Create a NFP educational video that promotes "consequence thinking" (slightly different to behaviour change). The film needs to educate about risks of brain injury related to road safety and drug and alcohol abuse.
Our primary target is school students (mainly high school) and traffic offenders (18-65). It is also important that people with an acquired brain injury be able to watch the film and not feel ashamed or disrespected.
* "It could be me" (getting people to own the possibility that they could end up with a brain injury through risky behaviour)
* "3 Seconds to take action" (i.e. your choice in that moment could lead one way or the other)
* "If only I knew" (having that drink, driving tired, distraction while driving, not driving to the conditions)
* "Life is so different now"
Having worked in this space while producing our award wining educational series for traffic offenders, we knew that an interview based film would be costly and resource heavy. It also wouldn't be too different to every other educational film about ABIs - heavy and hard to watch.
We knew that we needed to create something that would engage our audience (ie., potential 'perpetrators') in a way that involved them but didn't come across as judgemental. It also needed to be entertaining (so it would be shared) and avoid being patronising or disrespectful of people living with ABIs.
Humour is a fantastic vehicle for delivering challenging content. It disarms us and helps us drop our mental shields. Inspired by the simplicity of another video that used an analogy to explore a sensitive subject (Tea and Consent), we developed an analogy of our own - What your head is not…
We focussed on creating a short film that was funny, a little crude and a bit absurd. The animation was kept basic to emphasise the simplicity of the message. We kept the central character generic (non specific age, race) to avoid stereotyping or alienating our audience.
The resulting film has not only won awards it is kicking goals with it's target market - they're listening and more engaged in the discussions that follow than ever before. And to top it all off, Headstart are so happy with the look of the film they are rebranding around it.
FINALIST: Best Educational Video, National AVPA Awards. 2016
Video production company / agency: Good Eye Deer
Producer: Olivia Olley
Director: Gavin Banks
Writer: John O'Brien
Voice artist: Daniel Stoddart
Illustrator: Colin Bennett
Animator: Chris Chapman
Editor: Gavin Banks
Sound design: John Roy
Music: Vanoss BG Music
We cannot recommend Good Eye Deer enough…from our first meeting with them to the launch of our new film about Brain Injury in June 2017. As a brain injury specialist service, we have for many years attempted to locate films that increase people’s awareness of brain injury and help reduce the incidences of ABI in our community. The films we found just didn’t meet our need for something substantially “different”…we wanted a new approach!

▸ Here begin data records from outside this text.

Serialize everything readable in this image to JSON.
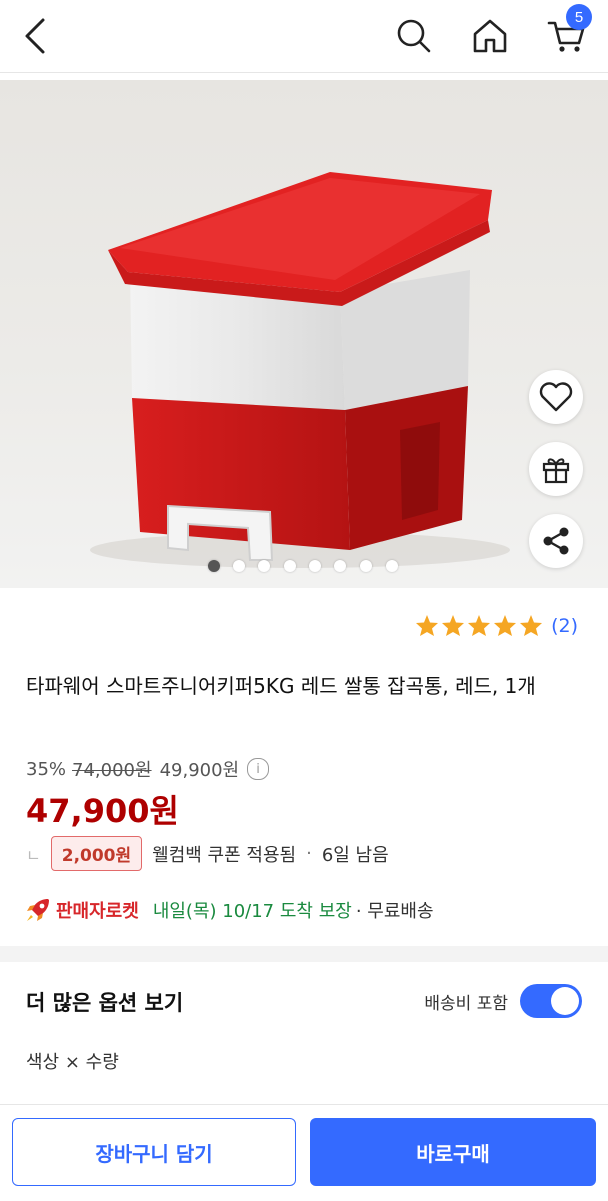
{
  "header": {
    "icons": [
      "back-icon",
      "search-icon",
      "home-icon",
      "cart-icon"
    ],
    "cart_count": "5"
  },
  "hero": {
    "side_icons": [
      "heart-icon",
      "gift-icon",
      "share-icon"
    ],
    "image_count": 8,
    "active_index": 0
  },
  "rating": {
    "stars": 5,
    "count_label": "(2)"
  },
  "product": {
    "title": "타파웨어 스마트주니어키퍼5KG 레드 쌀통 잡곡통, 레드, 1개"
  },
  "pricing": {
    "discount": "35%",
    "original": "74,000원",
    "sale": "49,900원",
    "info_glyph": "i",
    "final": "47,900원"
  },
  "coupon": {
    "hook": "ㄴ",
    "amount": "2,000원",
    "text": "웰컴백 쿠폰 적용됨",
    "sep": "·",
    "remaining": "6일 남음"
  },
  "delivery": {
    "badge": "판매자로켓",
    "text": "내일(목) 10/17 도착 보장",
    "extra": "· 무료배송"
  },
  "options": {
    "title": "더 많은 옵션 보기",
    "shipping_label": "배송비 포함",
    "shipping_included": true,
    "subtitle": "색상 × 수량"
  },
  "actions": {
    "cart": "장바구니 담기",
    "buy": "바로구매"
  },
  "colors": {
    "accent": "#346aff",
    "price_red": "#ae0000",
    "star": "#f5a623",
    "delivery_green": "#1a8a3f"
  }
}
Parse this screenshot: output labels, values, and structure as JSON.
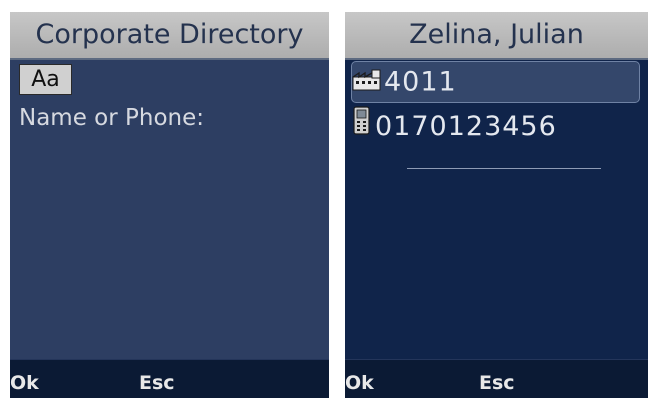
{
  "left_screen": {
    "title": "Corporate Directory",
    "input_mode": "Aa",
    "prompt": "Name or Phone:",
    "softkeys": {
      "ok": "Ok",
      "esc": "Esc"
    }
  },
  "right_screen": {
    "title": "Zelina, Julian",
    "entries": [
      {
        "icon": "office-phone-icon",
        "number": "4011",
        "selected": true
      },
      {
        "icon": "mobile-phone-icon",
        "number": "0170123456",
        "selected": false
      }
    ],
    "softkeys": {
      "ok": "Ok",
      "esc": "Esc"
    }
  },
  "colors": {
    "title_bar": "#bdbdbd",
    "left_body": "#2d3e62",
    "right_body": "#10244a",
    "softkey_bar": "#0b1a34",
    "selection": "#34476b"
  }
}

GED tackled our notions of what we wanted and how we wanted to do it, with professionalism, great sensitivity and such skill. How do you hammer the community screaming “Please be careful..the risk is not worth it” and then have people think about changing their behaviour … the brief was a challenge…yes!
Finding an agency that really was able to connect to our needs was a daunting task for us…the best part was that I could trust the GED Team to represent people with an ABI in a sensitive and professional way, whilst also challenging the community to think about their choices and consequences of their actions.
GED made it happen. The film “What your head is not!”” is engaging, with a touch of humour and challenges all ages to think about that split second decision. It doesn’t preach but does treat our audiences with respect and we are receiving great reviews. Importantly it was our organisations first film venture and we had such fun in collaborating with the team at GED.
Thanks Good Eye Deer…really looking forward to the next time we get to play together again!!
Sue McHattie, Director
Headstart ABI Services
As someone who had a severe traumatic brain injury when I was 28, I’ve never really seen media that can capture ABI well and educate at the same time -until I saw this video. Great work, Good Eye Deer, the best I’ve seen.